ABOUT US
WTO rejects Canada, Norway appeal against EU seal import ban

Nepal glaciers shrink by quarter in 30 years: scientist

Hidden Greenland Canyons Mean More Sea Level Rise

Antarctica's ice losses on the rise

ABOUT US
European farmers adapting to climate change

Wondering about the state of the environment?

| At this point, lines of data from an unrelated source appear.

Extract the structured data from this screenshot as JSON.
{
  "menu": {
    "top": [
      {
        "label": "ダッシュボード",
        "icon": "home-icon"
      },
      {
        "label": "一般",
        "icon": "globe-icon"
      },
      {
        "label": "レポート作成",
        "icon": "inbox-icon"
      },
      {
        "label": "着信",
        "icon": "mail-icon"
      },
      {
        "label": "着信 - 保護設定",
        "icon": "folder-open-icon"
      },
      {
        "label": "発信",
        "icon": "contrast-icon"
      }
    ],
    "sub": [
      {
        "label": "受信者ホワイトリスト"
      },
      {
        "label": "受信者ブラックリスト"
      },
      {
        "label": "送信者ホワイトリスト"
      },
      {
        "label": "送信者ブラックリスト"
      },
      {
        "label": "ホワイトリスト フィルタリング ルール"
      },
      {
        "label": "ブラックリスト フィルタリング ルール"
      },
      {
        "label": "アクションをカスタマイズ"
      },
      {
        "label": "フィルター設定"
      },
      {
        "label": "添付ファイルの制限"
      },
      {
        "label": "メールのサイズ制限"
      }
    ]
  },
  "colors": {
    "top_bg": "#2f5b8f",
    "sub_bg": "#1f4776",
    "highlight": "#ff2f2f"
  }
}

Just eavesdrop on the bees

Asia's largest wine expo opens in Hong Kong

US Farmers Can Turn their Ag Waste Problems into Profit

ABOUT US
Amanda becomes category four hurricane in Pacific

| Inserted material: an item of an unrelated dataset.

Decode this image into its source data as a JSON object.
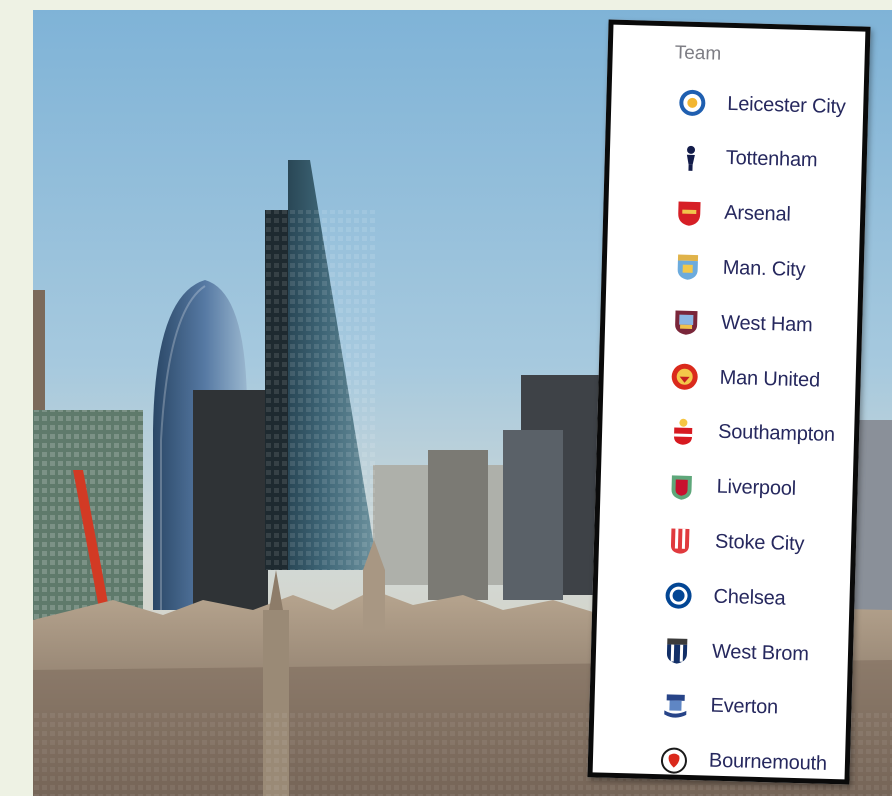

Hundreds wounded as strong quake sparks panic in Turkey

Amanda strengthens to become season's first hurricane

Massive clean-up in Balkans after flood of the century

ABOUT US
Kenya's buses to go cashless to beat bribes

Northern Mali rebels agree to ceasefire: diplomat

UN Council seeks tighter Somali control of weapons

US troops deploy to Chad in hunt for Nigerian girls

ABOUT US
Virtual dam on after-hours emails tackles burnout

Preschool teacher depression linked to behavioral problems in children

US military opens door to gender treatment for Manning

Longevity gene may boost brain power




The content herein, unless otherwise known to be public domain, are Copyright 1995-2014 - Space Media Network. All websites are published in Australia and are solely subject to Australian law and governed by Fair Use principals for news reporting and research purposes. AFP, UPI and IANS news wire stories are copyright Agence France-Presse, United Press International and Indo-Asia News Service. ESA news reports are copyright European Space Agency. All NASA sourced material is public domain. Additional copyrights may apply in whole or part to other bona fide parties. Advertising does not imply endorsement, agreement or approval of any opinions, statements or information provided by Space Media Network on any Web page published or hosted by Space Media Network. Privacy Statement All images and articles appearing on Space Media Network have been edited or digitally altered in some way. Any requests to remove copyright material will be acted upon in a timely and appropriate manner. Any attempt to extort money from Space Media Network will be ignored and reported to Australian Law Enforcement Agencies as a potential case of financial fraud involving the use of a telephonic carriage device or postal service.